Date of Award

May 2015

Degree Type


Degree Name

Doctor of Philosophy


Information Studies

First Advisor

Michael Zimmer

Committee Members

Nadine Kozak, Wilhelm Peekhaus, Sandra Braman, Richard Grusin


Information Flow, Power, Social Media, Twitter, Users


Following a number of recent examples where social media users have been confronted by information flows that did not match their understandings of the platforms, there is a pressing need to examine public knowledge of information flows on these systems, to map how this knowledge lines up against the extant flows of these systems, and to explore the factors that contribute to the construction of knowledge about these systems. There is an immediacy to this issue because as social media sites become further entrenched as dominant vehicles for communication, knowledge about these technologies will play an ever increasing role in users’ abilities to gauge the risks for information disclosure, to understand and respond to global information flows, to make meaningful decisions about use and participation, and to be a part of conversations around how information flows in these spaces should be governed.
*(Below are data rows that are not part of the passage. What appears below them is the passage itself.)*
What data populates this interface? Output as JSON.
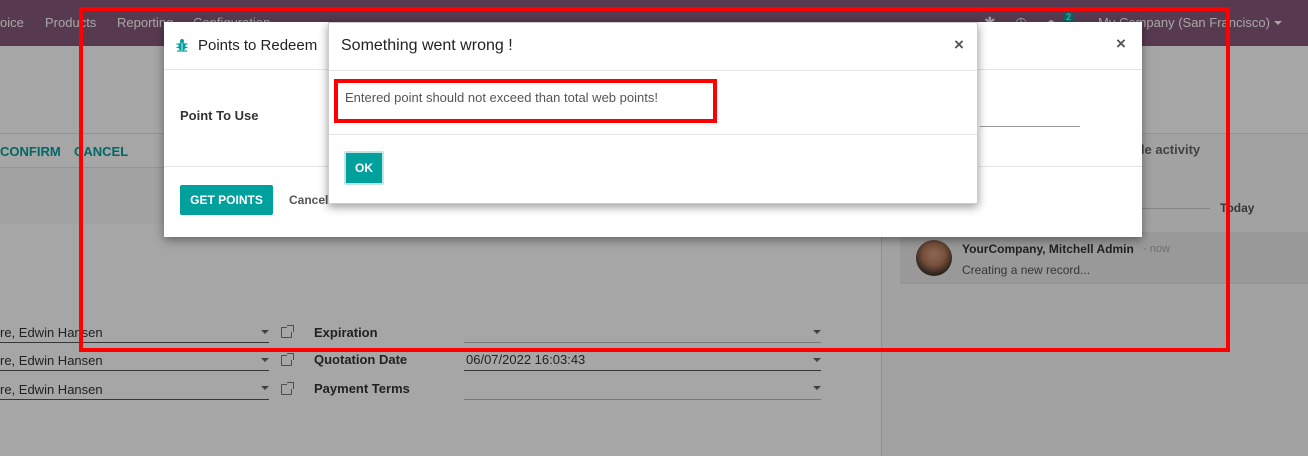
{
  "topbar": {
    "menu": [
      "oice",
      "Products",
      "Reporting",
      "Configuration"
    ],
    "company": "My Company (San Francisco)",
    "message_count": "2"
  },
  "statusbar": {
    "confirm": "CONFIRM",
    "cancel": "CANCEL"
  },
  "form": {
    "customer_rows": [
      "re, Edwin Hansen",
      "re, Edwin Hansen",
      "re, Edwin Hansen"
    ],
    "expiration_label": "Expiration",
    "quotation_date_label": "Quotation Date",
    "quotation_date_value": "06/07/2022 16:03:43",
    "payment_terms_label": "Payment Terms"
  },
  "chatter": {
    "schedule_activity": "dule activity",
    "today": "Today",
    "author": "YourCompany, Mitchell Admin",
    "ago": "- now",
    "body": "Creating a new record..."
  },
  "redeem_dialog": {
    "title": "Points to Redeem",
    "field_label": "Point To Use",
    "get_points": "GET POINTS",
    "cancel": "Cancel"
  },
  "error_dialog": {
    "title": "Something went wrong !",
    "message": "Entered point should not exceed than total web points!",
    "ok": "OK"
  },
  "colors": {
    "brand": "#875a7b",
    "accent": "#00a09d",
    "annotation": "#ff0000"
  }
}
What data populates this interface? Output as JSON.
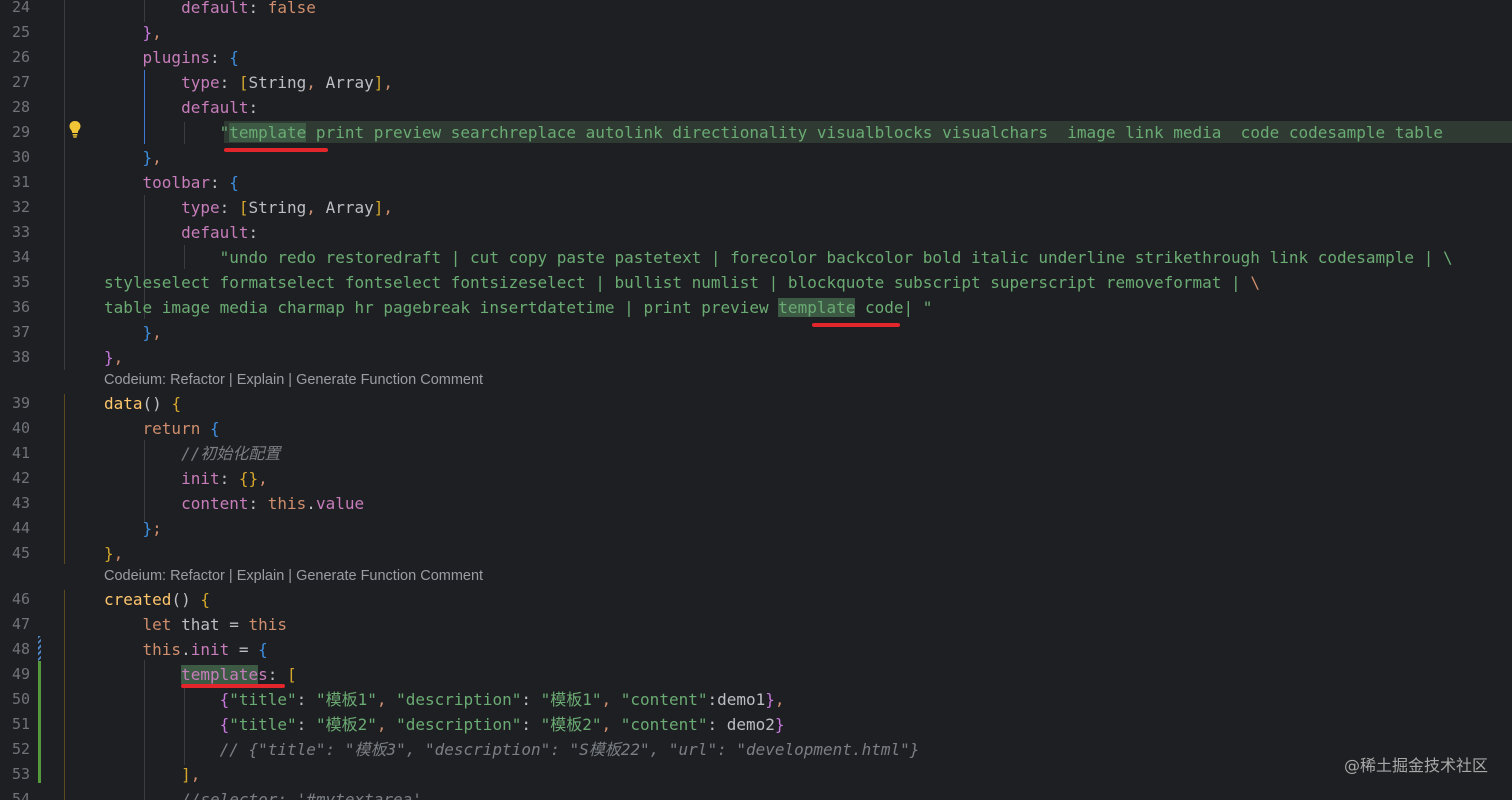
{
  "lines": [
    {
      "num": "24",
      "code": [
        {
          "t": "        ",
          "c": "pl"
        },
        {
          "t": "default",
          "c": "prop"
        },
        {
          "t": ": ",
          "c": "pl"
        },
        {
          "t": "false",
          "c": "kw"
        }
      ]
    },
    {
      "num": "25",
      "code": [
        {
          "t": "    ",
          "c": "pl"
        },
        {
          "t": "}",
          "c": "b2"
        },
        {
          "t": ",",
          "c": "kw"
        }
      ]
    },
    {
      "num": "26",
      "code": [
        {
          "t": "    ",
          "c": "pl"
        },
        {
          "t": "plugins",
          "c": "prop"
        },
        {
          "t": ": ",
          "c": "pl"
        },
        {
          "t": "{",
          "c": "b3"
        }
      ]
    },
    {
      "num": "27",
      "code": [
        {
          "t": "        ",
          "c": "pl"
        },
        {
          "t": "type",
          "c": "prop"
        },
        {
          "t": ": ",
          "c": "pl"
        },
        {
          "t": "[",
          "c": "b1"
        },
        {
          "t": "String",
          "c": "pl"
        },
        {
          "t": ", ",
          "c": "kw"
        },
        {
          "t": "Array",
          "c": "pl"
        },
        {
          "t": "]",
          "c": "b1"
        },
        {
          "t": ",",
          "c": "kw"
        }
      ]
    },
    {
      "num": "28",
      "code": [
        {
          "t": "        ",
          "c": "pl"
        },
        {
          "t": "default",
          "c": "prop"
        },
        {
          "t": ":",
          "c": "pl"
        }
      ]
    },
    {
      "num": "29",
      "code": [
        {
          "t": "            ",
          "c": "pl"
        },
        {
          "t": "\"",
          "c": "str"
        },
        {
          "t": "template",
          "c": "str",
          "hl": true
        },
        {
          "t": " print preview searchreplace autolink directionality visualblocks visualchars  image link media  code codesample table",
          "c": "str"
        }
      ]
    },
    {
      "num": "30",
      "code": [
        {
          "t": "    ",
          "c": "pl"
        },
        {
          "t": "}",
          "c": "b3"
        },
        {
          "t": ",",
          "c": "kw"
        }
      ]
    },
    {
      "num": "31",
      "code": [
        {
          "t": "    ",
          "c": "pl"
        },
        {
          "t": "toolbar",
          "c": "prop"
        },
        {
          "t": ": ",
          "c": "pl"
        },
        {
          "t": "{",
          "c": "b3"
        }
      ]
    },
    {
      "num": "32",
      "code": [
        {
          "t": "        ",
          "c": "pl"
        },
        {
          "t": "type",
          "c": "prop"
        },
        {
          "t": ": ",
          "c": "pl"
        },
        {
          "t": "[",
          "c": "b1"
        },
        {
          "t": "String",
          "c": "pl"
        },
        {
          "t": ", ",
          "c": "kw"
        },
        {
          "t": "Array",
          "c": "pl"
        },
        {
          "t": "]",
          "c": "b1"
        },
        {
          "t": ",",
          "c": "kw"
        }
      ]
    },
    {
      "num": "33",
      "code": [
        {
          "t": "        ",
          "c": "pl"
        },
        {
          "t": "default",
          "c": "prop"
        },
        {
          "t": ":",
          "c": "pl"
        }
      ]
    },
    {
      "num": "34",
      "code": [
        {
          "t": "            ",
          "c": "pl"
        },
        {
          "t": "\"undo redo restoredraft | cut copy paste pastetext | forecolor backcolor bold italic underline strikethrough link codesample | \\",
          "c": "str"
        }
      ]
    },
    {
      "num": "35",
      "code": [
        {
          "t": "styleselect formatselect fontselect fontsizeselect | bullist numlist | blockquote subscript superscript removeformat | ",
          "c": "str"
        },
        {
          "t": "\\",
          "c": "kw"
        }
      ]
    },
    {
      "num": "36",
      "code": [
        {
          "t": "table image media charmap hr pagebreak insertdatetime | print preview ",
          "c": "str"
        },
        {
          "t": "template",
          "c": "str",
          "hl": true
        },
        {
          "t": " code| \"",
          "c": "str"
        }
      ]
    },
    {
      "num": "37",
      "code": [
        {
          "t": "    ",
          "c": "pl"
        },
        {
          "t": "}",
          "c": "b3"
        },
        {
          "t": ",",
          "c": "kw"
        }
      ]
    },
    {
      "num": "38",
      "code": [
        {
          "t": "}",
          "c": "b2"
        },
        {
          "t": ",",
          "c": "kw"
        }
      ]
    },
    {
      "num": "39",
      "code": [
        {
          "t": "data",
          "c": "fn"
        },
        {
          "t": "() ",
          "c": "pl"
        },
        {
          "t": "{",
          "c": "b1"
        }
      ]
    },
    {
      "num": "40",
      "code": [
        {
          "t": "    ",
          "c": "pl"
        },
        {
          "t": "return",
          "c": "kw"
        },
        {
          "t": " ",
          "c": "pl"
        },
        {
          "t": "{",
          "c": "b3"
        }
      ]
    },
    {
      "num": "41",
      "code": [
        {
          "t": "        ",
          "c": "pl"
        },
        {
          "t": "//初始化配置",
          "c": "cm"
        }
      ]
    },
    {
      "num": "42",
      "code": [
        {
          "t": "        ",
          "c": "pl"
        },
        {
          "t": "init",
          "c": "prop"
        },
        {
          "t": ": ",
          "c": "pl"
        },
        {
          "t": "{}",
          "c": "b1"
        },
        {
          "t": ",",
          "c": "kw"
        }
      ]
    },
    {
      "num": "43",
      "code": [
        {
          "t": "        ",
          "c": "pl"
        },
        {
          "t": "content",
          "c": "prop"
        },
        {
          "t": ": ",
          "c": "pl"
        },
        {
          "t": "this",
          "c": "kw"
        },
        {
          "t": ".",
          "c": "pl"
        },
        {
          "t": "value",
          "c": "prop"
        }
      ]
    },
    {
      "num": "44",
      "code": [
        {
          "t": "    ",
          "c": "pl"
        },
        {
          "t": "}",
          "c": "b3"
        },
        {
          "t": ";",
          "c": "kw"
        }
      ]
    },
    {
      "num": "45",
      "code": [
        {
          "t": "}",
          "c": "b1"
        },
        {
          "t": ",",
          "c": "kw"
        }
      ]
    },
    {
      "num": "46",
      "code": [
        {
          "t": "created",
          "c": "fn"
        },
        {
          "t": "() ",
          "c": "pl"
        },
        {
          "t": "{",
          "c": "b1"
        }
      ]
    },
    {
      "num": "47",
      "code": [
        {
          "t": "    ",
          "c": "pl"
        },
        {
          "t": "let",
          "c": "kw"
        },
        {
          "t": " that = ",
          "c": "pl"
        },
        {
          "t": "this",
          "c": "kw"
        }
      ]
    },
    {
      "num": "48",
      "code": [
        {
          "t": "    ",
          "c": "pl"
        },
        {
          "t": "this",
          "c": "kw"
        },
        {
          "t": ".",
          "c": "pl"
        },
        {
          "t": "init",
          "c": "prop"
        },
        {
          "t": " = ",
          "c": "pl"
        },
        {
          "t": "{",
          "c": "b3"
        }
      ]
    },
    {
      "num": "49",
      "code": [
        {
          "t": "        ",
          "c": "pl"
        },
        {
          "t": "template",
          "c": "prop",
          "hl": true
        },
        {
          "t": "s",
          "c": "prop"
        },
        {
          "t": ": ",
          "c": "pl"
        },
        {
          "t": "[",
          "c": "b1"
        }
      ]
    },
    {
      "num": "50",
      "code": [
        {
          "t": "            ",
          "c": "pl"
        },
        {
          "t": "{",
          "c": "b2"
        },
        {
          "t": "\"title\"",
          "c": "str"
        },
        {
          "t": ": ",
          "c": "pl"
        },
        {
          "t": "\"模板1\"",
          "c": "str"
        },
        {
          "t": ", ",
          "c": "kw"
        },
        {
          "t": "\"description\"",
          "c": "str"
        },
        {
          "t": ": ",
          "c": "pl"
        },
        {
          "t": "\"模板1\"",
          "c": "str"
        },
        {
          "t": ", ",
          "c": "kw"
        },
        {
          "t": "\"content\"",
          "c": "str"
        },
        {
          "t": ":demo1",
          "c": "pl"
        },
        {
          "t": "}",
          "c": "b2"
        },
        {
          "t": ",",
          "c": "kw"
        }
      ]
    },
    {
      "num": "51",
      "code": [
        {
          "t": "            ",
          "c": "pl"
        },
        {
          "t": "{",
          "c": "b2"
        },
        {
          "t": "\"title\"",
          "c": "str"
        },
        {
          "t": ": ",
          "c": "pl"
        },
        {
          "t": "\"模板2\"",
          "c": "str"
        },
        {
          "t": ", ",
          "c": "kw"
        },
        {
          "t": "\"description\"",
          "c": "str"
        },
        {
          "t": ": ",
          "c": "pl"
        },
        {
          "t": "\"模板2\"",
          "c": "str"
        },
        {
          "t": ", ",
          "c": "kw"
        },
        {
          "t": "\"content\"",
          "c": "str"
        },
        {
          "t": ": demo2",
          "c": "pl"
        },
        {
          "t": "}",
          "c": "b2"
        }
      ]
    },
    {
      "num": "52",
      "code": [
        {
          "t": "            ",
          "c": "pl"
        },
        {
          "t": "// {\"title\": \"模板3\", \"description\": \"S模板22\", \"url\": \"development.html\"}",
          "c": "cm"
        }
      ]
    },
    {
      "num": "53",
      "code": [
        {
          "t": "        ",
          "c": "pl"
        },
        {
          "t": "]",
          "c": "b1"
        },
        {
          "t": ",",
          "c": "kw"
        }
      ]
    },
    {
      "num": "54",
      "code": [
        {
          "t": "        ",
          "c": "pl"
        },
        {
          "t": "//selector: '#mytextarea',",
          "c": "cm"
        }
      ]
    }
  ],
  "codelens": {
    "data": "Codeium: Refactor | Explain | Generate Function Comment",
    "created": "Codeium: Refactor | Explain | Generate Function Comment"
  },
  "icons": {
    "bulb": "lightbulb-icon"
  },
  "colors": {
    "background": "#1e1f22",
    "keyword": "#cf8e6d",
    "property": "#c77dbb",
    "string": "#6aab73",
    "function": "#ffc66d",
    "annotation_underline": "#e3262b"
  },
  "watermark": "@稀土掘金技术社区"
}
Ultimately, knowledge about how information flows through these platforms helps shape users’ informational power.

This dissertation responds to such a need by investigating the extant state of information flows on the popular social media platform “Twitter,” user knowledge about information flows on Twitter, and explores how Twitter, Inc.’s messaging to users may impact users’ knowledge construction. Through a mixed-method approach that includes a science and technology studies informed technical analysis of the Twitter platform, a quantitative analysis of survey data gathered from Twitter users and non-users which tested knowledge of different aspects of information flows on Twitter, and a critical discourse analysis of Twitter’s messaging to users in the new-user orientation process, this dissertation theorizes how junctures and disjunctures among the three can impact individual power. Findings of this project suggest that while many of the protocols and algorithmic functions associated with real-time information production and consumption on Twitter are well understood by users and are clearly articulated by Twitter, Inc., other aspects of information flows on the platform—such as the commodification of user-generated content, the long-term lifecycle of Tweets (such as the archival of Twitter by the Library of Congress), and the differential global flows of information—are not as well understood by users, nor explained in as much detail by Twitter, Inc. This dissertation describes the resulting state of users’ informational power as one of “information flow solipsism.”